UI Changes

Depending on the info provided in the URL, bzr will interact with the user in different ways:

1. user and password given in the URL.

  • Nothing to do.

2. user given in the URL.

  • Get a password from ~/.bazaar/authentication.conf or prompt for one if none is found.

3. No user given in the URL (and no password).

  • Get a user from ~/.bazaar/authentication.conf or prompt for one if none is found. Continue as 2.

In any case, if the server refuses the authentication, bzr reports to the user and terminates.

Code Changes

bzr should be able to prompt for a user for a given (scheme, host [, realm]). Note that realm may be available only after a first connection attempt to the server.


Unresolved Issues

Questions and Answers

  • What if a .netrc or a .authinfo file exists ?

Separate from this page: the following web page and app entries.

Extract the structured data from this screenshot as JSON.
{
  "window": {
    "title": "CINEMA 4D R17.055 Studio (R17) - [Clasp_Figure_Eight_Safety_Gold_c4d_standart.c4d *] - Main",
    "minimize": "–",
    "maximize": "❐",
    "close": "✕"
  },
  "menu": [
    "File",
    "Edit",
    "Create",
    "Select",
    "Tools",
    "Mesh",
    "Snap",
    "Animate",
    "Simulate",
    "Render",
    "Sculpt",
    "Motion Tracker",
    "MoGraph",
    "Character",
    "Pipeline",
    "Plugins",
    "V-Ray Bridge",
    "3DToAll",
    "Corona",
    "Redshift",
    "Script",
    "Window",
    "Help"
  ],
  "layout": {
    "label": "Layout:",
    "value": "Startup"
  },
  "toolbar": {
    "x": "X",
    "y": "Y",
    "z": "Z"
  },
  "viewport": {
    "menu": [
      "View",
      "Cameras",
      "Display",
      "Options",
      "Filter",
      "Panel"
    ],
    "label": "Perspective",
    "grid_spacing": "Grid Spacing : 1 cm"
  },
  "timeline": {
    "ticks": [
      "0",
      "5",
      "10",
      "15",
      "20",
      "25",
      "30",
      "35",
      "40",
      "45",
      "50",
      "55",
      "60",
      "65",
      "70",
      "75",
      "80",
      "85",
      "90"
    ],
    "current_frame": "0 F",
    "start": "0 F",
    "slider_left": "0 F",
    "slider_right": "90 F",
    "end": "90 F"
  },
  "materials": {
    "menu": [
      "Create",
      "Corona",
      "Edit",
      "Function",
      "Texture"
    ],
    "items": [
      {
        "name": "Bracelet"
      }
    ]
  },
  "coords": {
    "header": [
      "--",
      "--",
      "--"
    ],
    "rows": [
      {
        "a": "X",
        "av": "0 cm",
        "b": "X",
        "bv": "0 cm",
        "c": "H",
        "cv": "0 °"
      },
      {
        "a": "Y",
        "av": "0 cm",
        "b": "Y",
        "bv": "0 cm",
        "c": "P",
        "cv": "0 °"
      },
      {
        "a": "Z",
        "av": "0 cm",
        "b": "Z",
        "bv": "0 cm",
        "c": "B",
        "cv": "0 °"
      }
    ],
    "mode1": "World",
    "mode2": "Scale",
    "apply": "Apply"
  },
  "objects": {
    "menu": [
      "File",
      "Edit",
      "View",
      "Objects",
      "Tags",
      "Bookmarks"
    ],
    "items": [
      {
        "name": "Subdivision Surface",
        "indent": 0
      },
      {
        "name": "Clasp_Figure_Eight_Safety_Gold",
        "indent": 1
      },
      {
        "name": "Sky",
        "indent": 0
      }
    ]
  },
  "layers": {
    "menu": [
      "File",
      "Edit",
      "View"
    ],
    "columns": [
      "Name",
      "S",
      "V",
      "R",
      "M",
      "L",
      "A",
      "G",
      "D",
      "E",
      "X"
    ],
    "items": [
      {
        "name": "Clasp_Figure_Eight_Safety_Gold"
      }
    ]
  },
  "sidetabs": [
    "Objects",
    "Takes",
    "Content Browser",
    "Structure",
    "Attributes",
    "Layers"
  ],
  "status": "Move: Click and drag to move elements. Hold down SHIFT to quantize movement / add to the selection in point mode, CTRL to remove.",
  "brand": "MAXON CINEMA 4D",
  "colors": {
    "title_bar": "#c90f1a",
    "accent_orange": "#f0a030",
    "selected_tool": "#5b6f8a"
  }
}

    • They will be ignored,
    • Automatic (one-time) conversions may be proposed if sufficient demand exists,
  • What mode should the authentication file use ?
    • 600 read/write for owner only by default, if another mode (more permissive) is used, no passwords are extracted from it and the user will always be prompted (should be mentioned as a comment in the file itself).
    • 400 read-only by the owner, meaning that no passwords should be added.
  • What about using seahorse on Ubuntu or KeyChain Access on Mac OS X ?

    • more information is needed about the APIs, feel free to

      provide them It is possible that using such external tools render this specification useless.

  • Is the same_user_as_local exception really worth it ?

    • it's the actual bzr default behaviour for FTP, SSH and

      SFTP. But, may be, typing the local user as user value in the DEFAULT section is enough.

    • alternatively, creating a default file specifying such a user for all needed schemes is another way to provide the

      same compatible default behavior without introducing same_user_as_local.

  • How about allowing comments in the file (all chars after '#'
    • until end of line are ignored) ?
    • the file needs to be updated to allow user to type clear passwords and have translated by bzr.